AVAILABLE DATA:
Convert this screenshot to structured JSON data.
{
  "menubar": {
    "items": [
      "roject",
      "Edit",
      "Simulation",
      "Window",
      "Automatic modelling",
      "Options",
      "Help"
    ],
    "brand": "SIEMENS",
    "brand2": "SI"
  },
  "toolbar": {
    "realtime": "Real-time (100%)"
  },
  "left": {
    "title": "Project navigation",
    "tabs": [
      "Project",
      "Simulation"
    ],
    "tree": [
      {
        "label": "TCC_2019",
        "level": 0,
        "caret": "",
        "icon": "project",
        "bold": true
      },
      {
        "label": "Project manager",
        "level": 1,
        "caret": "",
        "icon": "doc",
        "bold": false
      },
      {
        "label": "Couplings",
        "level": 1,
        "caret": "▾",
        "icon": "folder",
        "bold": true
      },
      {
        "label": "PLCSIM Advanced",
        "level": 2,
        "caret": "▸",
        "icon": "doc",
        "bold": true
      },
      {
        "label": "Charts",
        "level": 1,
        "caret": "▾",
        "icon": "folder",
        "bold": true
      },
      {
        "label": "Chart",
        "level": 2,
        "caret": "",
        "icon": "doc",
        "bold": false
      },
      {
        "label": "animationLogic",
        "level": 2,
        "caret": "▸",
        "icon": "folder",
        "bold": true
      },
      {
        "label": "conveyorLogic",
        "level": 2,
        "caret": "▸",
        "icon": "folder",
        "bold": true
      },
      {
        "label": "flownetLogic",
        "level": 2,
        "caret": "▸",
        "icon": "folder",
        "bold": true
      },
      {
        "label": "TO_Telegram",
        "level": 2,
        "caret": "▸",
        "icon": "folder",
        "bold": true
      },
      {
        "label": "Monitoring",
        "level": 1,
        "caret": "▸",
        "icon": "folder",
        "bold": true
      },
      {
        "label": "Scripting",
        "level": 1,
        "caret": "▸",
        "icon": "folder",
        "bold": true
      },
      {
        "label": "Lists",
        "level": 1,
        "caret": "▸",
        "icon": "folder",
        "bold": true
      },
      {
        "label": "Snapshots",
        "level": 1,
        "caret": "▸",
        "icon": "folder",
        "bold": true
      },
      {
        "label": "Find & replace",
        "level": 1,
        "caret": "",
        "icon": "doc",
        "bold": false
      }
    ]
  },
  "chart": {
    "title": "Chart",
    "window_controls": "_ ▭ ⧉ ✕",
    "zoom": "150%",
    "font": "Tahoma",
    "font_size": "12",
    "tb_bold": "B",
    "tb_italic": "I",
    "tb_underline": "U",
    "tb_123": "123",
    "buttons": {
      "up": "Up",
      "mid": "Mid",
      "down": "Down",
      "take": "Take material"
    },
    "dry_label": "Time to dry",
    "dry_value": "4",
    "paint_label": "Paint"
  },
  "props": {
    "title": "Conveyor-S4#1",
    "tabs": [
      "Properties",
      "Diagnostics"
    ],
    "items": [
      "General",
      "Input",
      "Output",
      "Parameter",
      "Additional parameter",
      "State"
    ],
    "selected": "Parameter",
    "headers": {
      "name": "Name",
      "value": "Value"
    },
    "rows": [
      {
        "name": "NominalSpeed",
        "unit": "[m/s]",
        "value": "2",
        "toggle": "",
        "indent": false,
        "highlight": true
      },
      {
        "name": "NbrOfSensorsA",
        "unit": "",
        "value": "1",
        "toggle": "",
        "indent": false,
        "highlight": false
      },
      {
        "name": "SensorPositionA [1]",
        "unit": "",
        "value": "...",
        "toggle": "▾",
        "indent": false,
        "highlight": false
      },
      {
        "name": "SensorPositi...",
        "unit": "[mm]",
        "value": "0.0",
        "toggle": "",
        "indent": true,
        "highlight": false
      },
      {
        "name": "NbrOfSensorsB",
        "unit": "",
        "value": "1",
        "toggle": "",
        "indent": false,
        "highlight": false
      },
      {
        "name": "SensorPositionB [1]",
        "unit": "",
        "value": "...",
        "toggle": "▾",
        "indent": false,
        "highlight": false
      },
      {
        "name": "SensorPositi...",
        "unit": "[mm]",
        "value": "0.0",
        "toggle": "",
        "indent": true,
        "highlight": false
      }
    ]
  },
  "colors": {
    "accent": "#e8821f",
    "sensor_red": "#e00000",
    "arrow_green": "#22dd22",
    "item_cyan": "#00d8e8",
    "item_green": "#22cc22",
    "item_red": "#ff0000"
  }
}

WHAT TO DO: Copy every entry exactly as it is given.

RESULT:
Convert this screenshot to structured JSON data.
{
  "menubar": {
    "items": [
      "roject",
      "Edit",
      "Simulation",
      "Window",
      "Automatic modelling",
      "Options",
      "Help"
    ],
    "brand": "SIEMENS",
    "brand2": "SI"
  },
  "toolbar": {
    "realtime": "Real-time (100%)"
  },
  "left": {
    "title": "Project navigation",
    "tabs": [
      "Project",
      "Simulation"
    ],
    "tree": [
      {
        "label": "TCC_2019",
        "level": 0,
        "caret": "",
        "icon": "project",
        "bold": true
      },
      {
        "label": "Project manager",
        "level": 1,
        "caret": "",
        "icon": "doc",
        "bold": false
      },
      {
        "label": "Couplings",
        "level": 1,
        "caret": "▾",
        "icon": "folder",
        "bold": true
      },
      {
        "label": "PLCSIM Advanced",
        "level": 2,
        "caret": "▸",
        "icon": "doc",
        "bold": true
      },
      {
        "label": "Charts",
        "level": 1,
        "caret": "▾",
        "icon": "folder",
        "bold": true
      },
      {
        "label": "Chart",
        "level": 2,
        "caret": "",
        "icon": "doc",
        "bold": false
      },
      {
        "label": "animationLogic",
        "level": 2,
        "caret": "▸",
        "icon": "folder",
        "bold": true
      },
      {
        "label": "conveyorLogic",
        "level": 2,
        "caret": "▸",
        "icon": "folder",
        "bold": true
      },
      {
        "label": "flownetLogic",
        "level": 2,
        "caret": "▸",
        "icon": "folder",
        "bold": true
      },
      {
        "label": "TO_Telegram",
        "level": 2,
        "caret": "▸",
        "icon": "folder",
        "bold": true
      },
      {
        "label": "Monitoring",
        "level": 1,
        "caret": "▸",
        "icon": "folder",
        "bold": true
      },
      {
        "label": "Scripting",
        "level": 1,
        "caret": "▸",
        "icon": "folder",
        "bold": true
      },
      {
        "label": "Lists",
        "level": 1,
        "caret": "▸",
        "icon": "folder",
        "bold": true
      },
      {
        "label": "Snapshots",
        "level": 1,
        "caret": "▸",
        "icon": "folder",
        "bold": true
      },
      {
        "label": "Find & replace",
        "level": 1,
        "caret": "",
        "icon": "doc",
        "bold": false
      }
    ]
  },
  "chart": {
    "title": "Chart",
    "window_controls": "_ ▭ ⧉ ✕",
    "zoom": "150%",
    "font": "Tahoma",
    "font_size": "12",
    "tb_bold": "B",
    "tb_italic": "I",
    "tb_underline": "U",
    "tb_123": "123",
    "buttons": {
      "up": "Up",
      "mid": "Mid",
      "down": "Down",
      "take": "Take material"
    },
    "dry_label": "Time to dry",
    "dry_value": "4",
    "paint_label": "Paint"
  },
  "props": {
    "title": "Conveyor-S4#1",
    "tabs": [
      "Properties",
      "Diagnostics"
    ],
    "items": [
      "General",
      "Input",
      "Output",
      "Parameter",
      "Additional parameter",
      "State"
    ],
    "selected": "Parameter",
    "headers": {
      "name": "Name",
      "value": "Value"
    },
    "rows": [
      {
        "name": "NominalSpeed",
        "unit": "[m/s]",
        "value": "2",
        "toggle": "",
        "indent": false,
        "highlight": true
      },
      {
        "name": "NbrOfSensorsA",
        "unit": "",
        "value": "1",
        "toggle": "",
        "indent": false,
        "highlight": false
      },
      {
        "name": "SensorPositionA [1]",
        "unit": "",
        "value": "...",
        "toggle": "▾",
        "indent": false,
        "highlight": false
      },
      {
        "name": "SensorPositi...",
        "unit": "[mm]",
        "value": "0.0",
        "toggle": "",
        "indent": true,
        "highlight": false
      },
      {
        "name": "NbrOfSensorsB",
        "unit": "",
        "value": "1",
        "toggle": "",
        "indent": false,
        "highlight": false
      },
      {
        "name": "SensorPositionB [1]",
        "unit": "",
        "value": "...",
        "toggle": "▾",
        "indent": false,
        "highlight": false
      },
      {
        "name": "SensorPositi...",
        "unit": "[mm]",
        "value": "0.0",
        "toggle": "",
        "indent": true,
        "highlight": false
      }
    ]
  },
  "colors": {
    "accent": "#e8821f",
    "sensor_red": "#e00000",
    "arrow_green": "#22dd22",
    "item_cyan": "#00d8e8",
    "item_green": "#22cc22",
    "item_red": "#ff0000"
  }
}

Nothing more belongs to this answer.